6. What do you derive inspiration from?

This one is easy, most of my inspiration come from nature itself, however I very much enjoy looking at other photographer’s work, certainly the work of other professional photographers, but I specially enjoy seeing the work of amateur photographers. The reason is that amateurs work is almost completely driven by their passion and oftentimes you can see this in their work. In addition, the work of amateur photographers can sometimes be equated to seeing thru a child’s eye, meaning that they will have a different and new perspective than those of us with more experience and I find that very refreshing.

Glacier National Park

Glacier National Park

7. Where do you go for inspiration when you reach a creative plateau?

Outdoors, I do not necessarily have to visit a National Park like Acadia, although that is nice, but sometimes inspiration can be gleaned from some of the simplest scenes and subjects. I find that trying to capture a different perspective on ordinary and everyday subjects can get my juices flowing.

8. What’s your favorite piece of gear? Why?

It would definitely have to be my tripod. I often say that I feel naked when I go out shooting without a good tripod. I find that the tripod slows me down and makes me more deliberate in my photography.

9. Where do you see the future of photography technology taking us? How will the next generation take photos?

The sky is truly the limit, I believe we are living in the golden age of photography. At no other time have we enjoyed the choices we have in photography, and not just in terms of gear, but also in terms on how we share our work with the world.

10. What do you do when you’re not shooting?

Most people think that being a professional photographer means you are out shooting all the time, and while that may be true for some, for most of us photography is a business and as with any business there is a lot of other work you need to do to be successful. Things like logistics, accounting, marketing, interfacing with clients, selling, etc.

However beside my photography business I very much enjoy Kayaking, Downhill skiing, biking, hiking and camping. But most of all I enjoy spending time with my 7 year old son.
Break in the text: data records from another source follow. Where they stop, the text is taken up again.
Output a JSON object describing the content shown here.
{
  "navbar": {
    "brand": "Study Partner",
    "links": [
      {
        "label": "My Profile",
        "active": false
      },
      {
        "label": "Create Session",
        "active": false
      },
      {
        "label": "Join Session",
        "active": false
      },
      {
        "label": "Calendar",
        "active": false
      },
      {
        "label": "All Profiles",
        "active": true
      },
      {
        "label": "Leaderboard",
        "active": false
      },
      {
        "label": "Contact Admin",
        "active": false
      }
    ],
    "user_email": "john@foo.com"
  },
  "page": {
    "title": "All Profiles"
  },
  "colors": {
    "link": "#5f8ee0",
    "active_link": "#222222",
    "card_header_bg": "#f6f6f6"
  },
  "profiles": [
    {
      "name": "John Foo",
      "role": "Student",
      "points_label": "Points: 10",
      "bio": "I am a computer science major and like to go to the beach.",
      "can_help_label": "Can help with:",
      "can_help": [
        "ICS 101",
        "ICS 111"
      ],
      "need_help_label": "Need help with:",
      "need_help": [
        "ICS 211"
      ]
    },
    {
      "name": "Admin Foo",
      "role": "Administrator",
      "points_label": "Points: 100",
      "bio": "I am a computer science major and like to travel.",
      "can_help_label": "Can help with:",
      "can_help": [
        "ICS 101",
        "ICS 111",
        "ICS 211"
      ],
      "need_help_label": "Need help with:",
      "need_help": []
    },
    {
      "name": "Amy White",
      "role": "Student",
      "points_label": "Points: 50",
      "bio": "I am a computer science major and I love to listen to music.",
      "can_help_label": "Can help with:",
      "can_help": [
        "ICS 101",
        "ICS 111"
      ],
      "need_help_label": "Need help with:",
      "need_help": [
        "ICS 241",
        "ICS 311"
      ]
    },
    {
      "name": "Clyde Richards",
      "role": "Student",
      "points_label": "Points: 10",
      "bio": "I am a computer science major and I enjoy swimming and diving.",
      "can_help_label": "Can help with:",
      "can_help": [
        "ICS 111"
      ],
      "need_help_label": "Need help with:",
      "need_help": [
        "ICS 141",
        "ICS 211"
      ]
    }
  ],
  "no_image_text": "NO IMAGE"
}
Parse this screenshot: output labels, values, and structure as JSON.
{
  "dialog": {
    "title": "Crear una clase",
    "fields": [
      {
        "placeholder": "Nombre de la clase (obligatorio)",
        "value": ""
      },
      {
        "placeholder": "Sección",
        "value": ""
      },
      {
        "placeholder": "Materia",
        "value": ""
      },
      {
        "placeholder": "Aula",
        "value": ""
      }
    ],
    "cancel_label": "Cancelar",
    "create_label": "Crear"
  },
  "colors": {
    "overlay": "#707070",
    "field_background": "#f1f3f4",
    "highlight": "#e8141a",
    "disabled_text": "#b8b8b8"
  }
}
11. What is the biggest challenge you face currently in your photography that you are trying to overcome, and what are you doing to overcome it?

For me it’s always marketing and selling of myself. This is my least favorite part of my photography business, but without it I know I would not have a photography business so I do it. Eventually I will want to hire someone to help tackle my marketing much more effectively.

Bass Harbor Lighthouse, Acadia National Park

Bass Harbor Lighthouse, Acadia National Park

12. What’s the best piece of advice you can give someone just entering the photography business?

I get this question all the time, and the best thing I can tell someone wanting to get into this business is to think long and hard about what photography means to them. Most amateur photographers do it for the passion, the release that photography gives them as well as a way to relax and put aside, at least for some time, the stresses of their regular life and daytime job. There is a real danger of taking something that you do to feel better and relax and make it your primary source of income and apply to it all the stresses of having to make a living at it. As I said above, being a professional photographer does not mean you are taking pictures all day every day, the vast majority of the time will be spent taking care of the business side of photography.

If after reflecting on this you determine that you still want to be become a professional, then go for it! Work hard at it, be tenacious, be determined to succeed. I believe that there is still a lot of opportunities out there, you just have to be creative and resourceful and most important remember that this is a very rapidly changing field, so you need to be flexible and always be learning. Best of luck!

 

You can learn more about Juan at his website, at http://juanpons.org. The Digital Photo Experience podcast that Juan co-hosts can be found at http://dpexperience.com.

 

All images Courtesy and Copyright © Juan Pons.